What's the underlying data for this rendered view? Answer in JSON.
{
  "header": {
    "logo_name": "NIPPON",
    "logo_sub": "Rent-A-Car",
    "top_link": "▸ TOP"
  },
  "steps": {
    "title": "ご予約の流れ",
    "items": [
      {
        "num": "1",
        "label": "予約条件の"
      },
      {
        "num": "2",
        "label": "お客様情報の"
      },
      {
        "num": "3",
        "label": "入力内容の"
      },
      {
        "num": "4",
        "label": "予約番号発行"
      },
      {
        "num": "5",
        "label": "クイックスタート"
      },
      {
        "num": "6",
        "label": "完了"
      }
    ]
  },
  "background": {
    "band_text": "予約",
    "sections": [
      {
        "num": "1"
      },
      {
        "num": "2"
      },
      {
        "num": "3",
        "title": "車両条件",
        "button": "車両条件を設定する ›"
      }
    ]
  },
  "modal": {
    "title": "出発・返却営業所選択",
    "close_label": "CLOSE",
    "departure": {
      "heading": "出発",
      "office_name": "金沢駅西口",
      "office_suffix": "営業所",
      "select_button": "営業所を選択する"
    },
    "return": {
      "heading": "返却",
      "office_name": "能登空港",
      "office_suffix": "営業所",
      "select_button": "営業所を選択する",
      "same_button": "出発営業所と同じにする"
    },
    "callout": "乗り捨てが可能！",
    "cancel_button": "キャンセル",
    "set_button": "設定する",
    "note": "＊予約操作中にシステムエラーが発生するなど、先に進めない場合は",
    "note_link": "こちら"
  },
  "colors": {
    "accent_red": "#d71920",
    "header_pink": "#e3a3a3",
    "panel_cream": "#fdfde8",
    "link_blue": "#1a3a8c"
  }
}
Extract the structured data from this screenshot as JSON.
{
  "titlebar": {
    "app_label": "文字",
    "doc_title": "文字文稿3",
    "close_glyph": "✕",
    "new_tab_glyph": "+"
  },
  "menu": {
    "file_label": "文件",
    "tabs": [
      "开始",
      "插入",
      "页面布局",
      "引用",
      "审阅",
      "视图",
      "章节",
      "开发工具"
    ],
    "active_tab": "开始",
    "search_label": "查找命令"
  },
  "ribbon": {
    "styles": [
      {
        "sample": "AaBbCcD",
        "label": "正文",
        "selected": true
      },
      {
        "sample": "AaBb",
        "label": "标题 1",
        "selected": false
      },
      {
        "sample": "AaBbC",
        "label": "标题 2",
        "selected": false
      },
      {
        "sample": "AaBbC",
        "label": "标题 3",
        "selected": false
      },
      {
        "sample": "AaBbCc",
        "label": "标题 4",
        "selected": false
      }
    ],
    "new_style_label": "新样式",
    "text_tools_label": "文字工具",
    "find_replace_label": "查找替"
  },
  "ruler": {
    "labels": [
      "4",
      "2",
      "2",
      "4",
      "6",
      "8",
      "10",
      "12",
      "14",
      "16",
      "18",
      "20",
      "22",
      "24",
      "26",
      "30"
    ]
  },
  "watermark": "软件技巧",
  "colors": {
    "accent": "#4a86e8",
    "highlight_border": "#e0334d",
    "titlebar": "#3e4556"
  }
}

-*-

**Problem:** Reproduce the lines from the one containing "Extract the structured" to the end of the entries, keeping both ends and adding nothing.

**Output of the exercise:**
Extract the structured data from this screenshot as JSON.
{
  "titlebar": {
    "app_label": "文字",
    "doc_title": "文字文稿3",
    "close_glyph": "✕",
    "new_tab_glyph": "+"
  },
  "menu": {
    "file_label": "文件",
    "tabs": [
      "开始",
      "插入",
      "页面布局",
      "引用",
      "审阅",
      "视图",
      "章节",
      "开发工具"
    ],
    "active_tab": "开始",
    "search_label": "查找命令"
  },
  "ribbon": {
    "styles": [
      {
        "sample": "AaBbCcD",
        "label": "正文",
        "selected": true
      },
      {
        "sample": "AaBb",
        "label": "标题 1",
        "selected": false
      },
      {
        "sample": "AaBbC",
        "label": "标题 2",
        "selected": false
      },
      {
        "sample": "AaBbC",
        "label": "标题 3",
        "selected": false
      },
      {
        "sample": "AaBbCc",
        "label": "标题 4",
        "selected": false
      }
    ],
    "new_style_label": "新样式",
    "text_tools_label": "文字工具",
    "find_replace_label": "查找替"
  },
  "ruler": {
    "labels": [
      "4",
      "2",
      "2",
      "4",
      "6",
      "8",
      "10",
      "12",
      "14",
      "16",
      "18",
      "20",
      "22",
      "24",
      "26",
      "30"
    ]
  },
  "watermark": "软件技巧",
  "colors": {
    "accent": "#4a86e8",
    "highlight_border": "#e0334d",
    "titlebar": "#3e4556"
  }
}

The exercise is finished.